Amidst the revelry and aspirations that the Year of the Snake will bring prosperity to China, some might argue it already has. The country's various stock indexes (FXI) are all sharply higher over the past few months, and reports of economic improvement abound. The latest data point, for example, showed a four-fold increase in imports as well as the best month of exports in nearly two years.

And yet, one veteran observer of the country is not all that impressed. Gordon Chang, author of The Coming Collapse of China, paints a much more dour picture that could see this Snake party turning into a Snake bite.

"Yes there will be an uptick. It won't be pronounced though and it won't last long," Chang says in the attached video, "because China is not solving its fundamental economic problems."

For example, he says the country is pouring more money back into infrastructure and property again, something Chang says is ''exactly the wrong thing to do" because it takes China away from its "only sustainable growth model which is a consumption based one."

Add in the fact the he feels the new Communist party conservatives will continue to make the environment very difficult for investors. "Chinese leaders will talk reform but they're not actually going to implement reform," he says.

Chang is also monitoring the impacts of a "negative feedback loop" which he says is hindering growth too. "You have a slumping economy causing a crisis of legitimacy (which is) causing Chinese leaders to fall back on nationalism, which means increasing friction with other countries, and that friction is aggravating China's economic problems," he explains.

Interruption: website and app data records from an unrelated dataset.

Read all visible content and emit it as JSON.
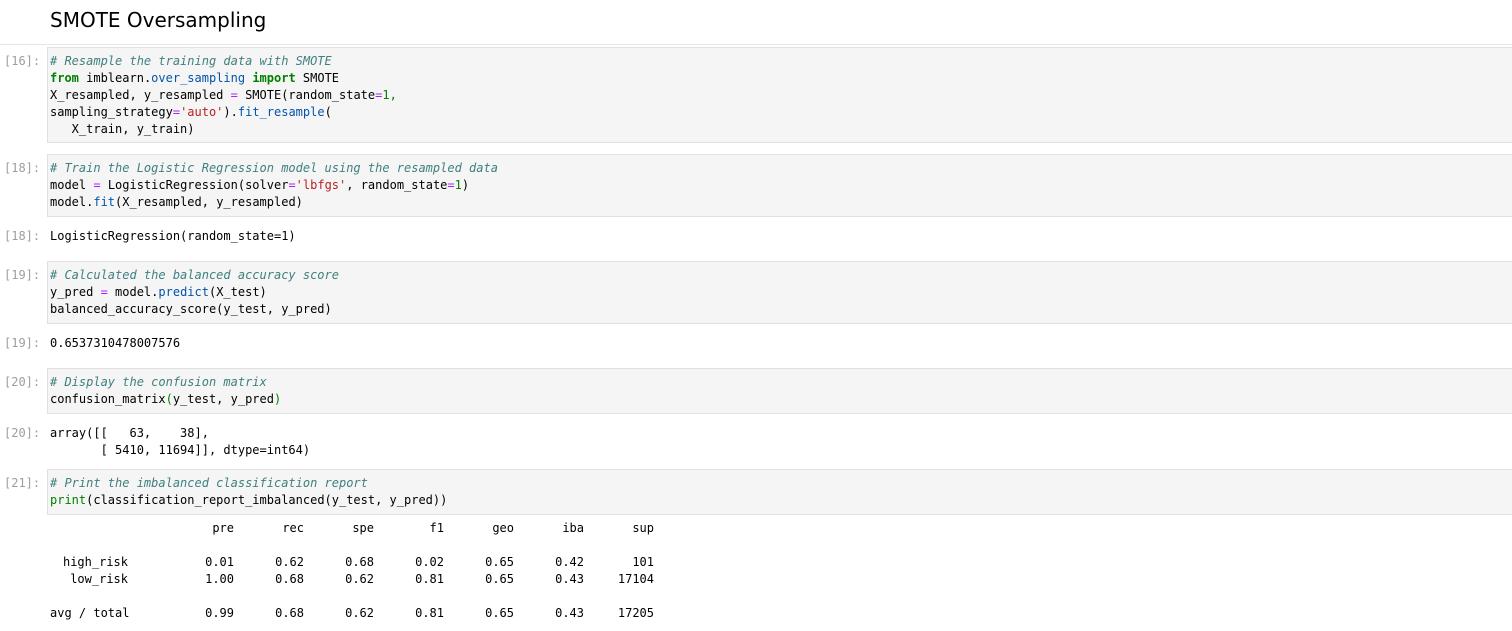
{
  "heading": "SMOTE Oversampling",
  "cells": [
    {
      "prompt": "[16]:",
      "code_lines": [
        [
          {
            "t": "# Resample the training data with SMOTE",
            "c": "c"
          }
        ],
        [
          {
            "t": "from",
            "c": "k"
          },
          {
            "t": " imblearn",
            "c": ""
          },
          {
            "t": ".",
            "c": ""
          },
          {
            "t": "over_sampling",
            "c": "m"
          },
          {
            "t": " ",
            "c": ""
          },
          {
            "t": "import",
            "c": "k"
          },
          {
            "t": " SMOTE",
            "c": ""
          }
        ],
        [
          {
            "t": "X_resampled, y_resampled ",
            "c": ""
          },
          {
            "t": "=",
            "c": "o"
          },
          {
            "t": " SMOTE(random_state",
            "c": ""
          },
          {
            "t": "=",
            "c": "o"
          },
          {
            "t": "1,",
            "c": "n"
          }
        ],
        [
          {
            "t": "sampling_strategy",
            "c": ""
          },
          {
            "t": "=",
            "c": "o"
          },
          {
            "t": "'auto'",
            "c": "s"
          },
          {
            "t": ").",
            "c": ""
          },
          {
            "t": "fit_resample",
            "c": "m"
          },
          {
            "t": "(",
            "c": ""
          }
        ],
        [
          {
            "t": "   X_train, y_train)",
            "c": ""
          }
        ]
      ]
    },
    {
      "prompt": "[18]:",
      "code_lines": [
        [
          {
            "t": "# Train the Logistic Regression model using the resampled data",
            "c": "c"
          }
        ],
        [
          {
            "t": "model ",
            "c": ""
          },
          {
            "t": "=",
            "c": "o"
          },
          {
            "t": " LogisticRegression(solver",
            "c": ""
          },
          {
            "t": "=",
            "c": "o"
          },
          {
            "t": "'lbfgs'",
            "c": "s"
          },
          {
            "t": ", random_state",
            "c": ""
          },
          {
            "t": "=",
            "c": "o"
          },
          {
            "t": "1",
            "c": "n"
          },
          {
            "t": ")",
            "c": ""
          }
        ],
        [
          {
            "t": "model",
            "c": ""
          },
          {
            "t": ".",
            "c": ""
          },
          {
            "t": "fit",
            "c": "m"
          },
          {
            "t": "(X_resampled, y_resampled)",
            "c": ""
          }
        ]
      ],
      "output_prompt": "[18]:",
      "output": "LogisticRegression(random_state=1)"
    },
    {
      "prompt": "[19]:",
      "code_lines": [
        [
          {
            "t": "# Calculated the balanced accuracy score",
            "c": "c"
          }
        ],
        [
          {
            "t": "y_pred ",
            "c": ""
          },
          {
            "t": "=",
            "c": "o"
          },
          {
            "t": " model",
            "c": ""
          },
          {
            "t": ".",
            "c": ""
          },
          {
            "t": "predict",
            "c": "m"
          },
          {
            "t": "(X_test)",
            "c": ""
          }
        ],
        [
          {
            "t": "balanced_accuracy_score(y_test, y_pred)",
            "c": ""
          }
        ]
      ],
      "output_prompt": "[19]:",
      "output": "0.6537310478007576"
    },
    {
      "prompt": "[20]:",
      "code_lines": [
        [
          {
            "t": "# Display the confusion matrix",
            "c": "c"
          }
        ],
        [
          {
            "t": "confusion_matrix",
            "c": ""
          },
          {
            "t": "(",
            "c": "n"
          },
          {
            "t": "y_test, y_pred",
            "c": ""
          },
          {
            "t": ")",
            "c": "n"
          }
        ]
      ],
      "output_prompt": "[20]:",
      "output": "array([[   63,    38],\n       [ 5410, 11694]], dtype=int64)"
    },
    {
      "prompt": "[21]:",
      "code_lines": [
        [
          {
            "t": "# Print the imbalanced classification report",
            "c": "c"
          }
        ],
        [
          {
            "t": "print",
            "c": "n"
          },
          {
            "t": "(classification_report_imbalanced(y_test, y_pred))",
            "c": ""
          }
        ]
      ]
    }
  ],
  "report": {
    "headers": [
      "pre",
      "rec",
      "spe",
      "f1",
      "geo",
      "iba",
      "sup"
    ],
    "rows": [
      {
        "label": "high_risk",
        "values": [
          "0.01",
          "0.62",
          "0.68",
          "0.02",
          "0.65",
          "0.42",
          "101"
        ]
      },
      {
        "label": "low_risk",
        "values": [
          "1.00",
          "0.68",
          "0.62",
          "0.81",
          "0.65",
          "0.43",
          "17104"
        ]
      },
      {
        "label": "avg / total",
        "values": [
          "0.99",
          "0.68",
          "0.62",
          "0.81",
          "0.65",
          "0.43",
          "17205"
        ]
      }
    ]
  }
}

Despite its problems, a bad year of Chinese growth would still be a great year for most countries and even Chang concedes that some companies will still do well there. "But not the big ones like Caterpillar," he says, which has already begun downplaying the importance of its business there after taking a big, costly hit.